Data under study: Begin
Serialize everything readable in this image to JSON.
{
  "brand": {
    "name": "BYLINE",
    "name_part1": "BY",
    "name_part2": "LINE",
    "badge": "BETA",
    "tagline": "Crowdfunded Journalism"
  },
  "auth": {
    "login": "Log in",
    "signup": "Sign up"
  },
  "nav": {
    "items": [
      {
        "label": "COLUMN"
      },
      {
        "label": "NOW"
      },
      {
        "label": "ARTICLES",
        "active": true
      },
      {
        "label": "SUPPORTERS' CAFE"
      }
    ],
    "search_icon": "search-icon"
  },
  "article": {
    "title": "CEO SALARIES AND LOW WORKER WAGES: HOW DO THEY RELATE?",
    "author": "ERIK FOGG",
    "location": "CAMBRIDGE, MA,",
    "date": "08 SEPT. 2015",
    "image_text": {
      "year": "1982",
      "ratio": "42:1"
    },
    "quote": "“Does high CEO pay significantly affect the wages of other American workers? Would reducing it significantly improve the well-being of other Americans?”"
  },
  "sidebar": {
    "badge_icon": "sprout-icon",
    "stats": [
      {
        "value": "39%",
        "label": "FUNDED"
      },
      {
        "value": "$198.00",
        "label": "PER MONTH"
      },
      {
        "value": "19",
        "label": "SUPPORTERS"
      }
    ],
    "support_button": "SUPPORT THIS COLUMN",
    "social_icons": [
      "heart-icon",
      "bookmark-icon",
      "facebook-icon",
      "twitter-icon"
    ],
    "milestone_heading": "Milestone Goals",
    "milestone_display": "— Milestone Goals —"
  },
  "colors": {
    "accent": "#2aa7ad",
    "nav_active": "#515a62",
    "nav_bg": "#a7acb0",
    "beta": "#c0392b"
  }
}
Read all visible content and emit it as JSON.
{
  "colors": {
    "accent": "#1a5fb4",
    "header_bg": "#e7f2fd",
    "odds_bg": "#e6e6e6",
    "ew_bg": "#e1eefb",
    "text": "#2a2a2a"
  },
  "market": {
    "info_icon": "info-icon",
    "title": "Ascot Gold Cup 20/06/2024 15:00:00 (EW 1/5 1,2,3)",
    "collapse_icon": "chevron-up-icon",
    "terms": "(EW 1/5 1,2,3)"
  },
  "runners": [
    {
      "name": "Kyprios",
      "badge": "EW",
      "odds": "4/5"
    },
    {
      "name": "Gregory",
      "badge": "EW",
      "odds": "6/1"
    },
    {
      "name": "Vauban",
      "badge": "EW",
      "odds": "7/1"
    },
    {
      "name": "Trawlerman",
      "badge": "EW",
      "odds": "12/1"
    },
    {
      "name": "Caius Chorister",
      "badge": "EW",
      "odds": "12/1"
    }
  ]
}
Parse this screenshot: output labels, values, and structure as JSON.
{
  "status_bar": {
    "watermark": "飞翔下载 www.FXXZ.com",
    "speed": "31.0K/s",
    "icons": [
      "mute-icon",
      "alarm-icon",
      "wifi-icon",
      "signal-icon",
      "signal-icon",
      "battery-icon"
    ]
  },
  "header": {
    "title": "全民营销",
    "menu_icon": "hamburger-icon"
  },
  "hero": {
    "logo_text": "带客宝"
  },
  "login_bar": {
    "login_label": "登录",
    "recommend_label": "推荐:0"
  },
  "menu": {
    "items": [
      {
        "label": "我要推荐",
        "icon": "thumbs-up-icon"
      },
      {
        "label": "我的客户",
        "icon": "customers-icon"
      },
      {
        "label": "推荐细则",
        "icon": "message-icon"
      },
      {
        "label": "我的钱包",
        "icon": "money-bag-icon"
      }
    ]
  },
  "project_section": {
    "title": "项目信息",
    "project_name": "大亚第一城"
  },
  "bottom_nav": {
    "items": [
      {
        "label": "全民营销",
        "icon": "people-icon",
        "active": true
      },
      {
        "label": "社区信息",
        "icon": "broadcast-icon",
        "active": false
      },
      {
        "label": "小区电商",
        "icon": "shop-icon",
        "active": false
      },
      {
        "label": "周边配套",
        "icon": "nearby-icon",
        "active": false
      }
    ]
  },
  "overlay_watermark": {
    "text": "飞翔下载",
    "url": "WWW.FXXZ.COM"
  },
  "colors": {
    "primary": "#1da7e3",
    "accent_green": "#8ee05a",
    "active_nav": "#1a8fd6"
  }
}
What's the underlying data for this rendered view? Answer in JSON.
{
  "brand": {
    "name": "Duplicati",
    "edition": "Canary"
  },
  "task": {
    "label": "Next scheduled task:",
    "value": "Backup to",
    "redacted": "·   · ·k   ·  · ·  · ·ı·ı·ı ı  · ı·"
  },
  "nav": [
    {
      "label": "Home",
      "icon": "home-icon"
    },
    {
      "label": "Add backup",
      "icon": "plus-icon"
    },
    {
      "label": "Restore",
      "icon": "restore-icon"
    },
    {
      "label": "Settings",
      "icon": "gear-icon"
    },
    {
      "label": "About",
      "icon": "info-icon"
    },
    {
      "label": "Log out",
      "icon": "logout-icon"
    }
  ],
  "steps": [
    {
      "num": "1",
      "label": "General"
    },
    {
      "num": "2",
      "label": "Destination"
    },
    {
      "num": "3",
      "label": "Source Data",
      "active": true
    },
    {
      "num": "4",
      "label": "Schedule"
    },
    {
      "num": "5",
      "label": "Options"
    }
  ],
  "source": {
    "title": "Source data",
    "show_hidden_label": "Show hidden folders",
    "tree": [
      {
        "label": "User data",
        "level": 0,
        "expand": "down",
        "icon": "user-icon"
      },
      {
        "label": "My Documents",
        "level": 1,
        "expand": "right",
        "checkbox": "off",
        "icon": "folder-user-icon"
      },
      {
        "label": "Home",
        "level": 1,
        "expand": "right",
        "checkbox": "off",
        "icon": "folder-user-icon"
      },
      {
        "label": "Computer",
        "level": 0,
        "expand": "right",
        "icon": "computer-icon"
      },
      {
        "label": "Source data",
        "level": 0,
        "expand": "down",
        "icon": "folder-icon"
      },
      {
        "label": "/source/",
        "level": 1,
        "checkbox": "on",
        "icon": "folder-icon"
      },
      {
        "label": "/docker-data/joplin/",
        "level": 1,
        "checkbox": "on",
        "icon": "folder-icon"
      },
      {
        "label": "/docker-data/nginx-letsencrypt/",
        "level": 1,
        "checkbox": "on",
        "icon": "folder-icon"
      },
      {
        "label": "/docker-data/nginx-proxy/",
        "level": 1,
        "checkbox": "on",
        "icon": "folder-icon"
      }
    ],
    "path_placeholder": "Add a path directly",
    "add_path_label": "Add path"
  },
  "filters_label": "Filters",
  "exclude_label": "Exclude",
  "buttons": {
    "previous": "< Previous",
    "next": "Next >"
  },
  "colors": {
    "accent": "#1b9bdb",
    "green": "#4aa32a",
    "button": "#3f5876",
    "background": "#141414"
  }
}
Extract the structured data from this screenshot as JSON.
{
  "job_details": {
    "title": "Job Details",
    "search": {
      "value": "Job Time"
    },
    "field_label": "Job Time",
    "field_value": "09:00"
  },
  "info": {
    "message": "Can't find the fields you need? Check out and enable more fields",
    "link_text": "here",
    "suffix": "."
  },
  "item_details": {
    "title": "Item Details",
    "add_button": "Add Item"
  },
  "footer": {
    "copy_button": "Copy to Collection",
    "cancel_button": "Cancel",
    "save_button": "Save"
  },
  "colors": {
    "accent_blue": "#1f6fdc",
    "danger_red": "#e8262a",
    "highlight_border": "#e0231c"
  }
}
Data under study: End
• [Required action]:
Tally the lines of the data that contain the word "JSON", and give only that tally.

• [Task response]:
5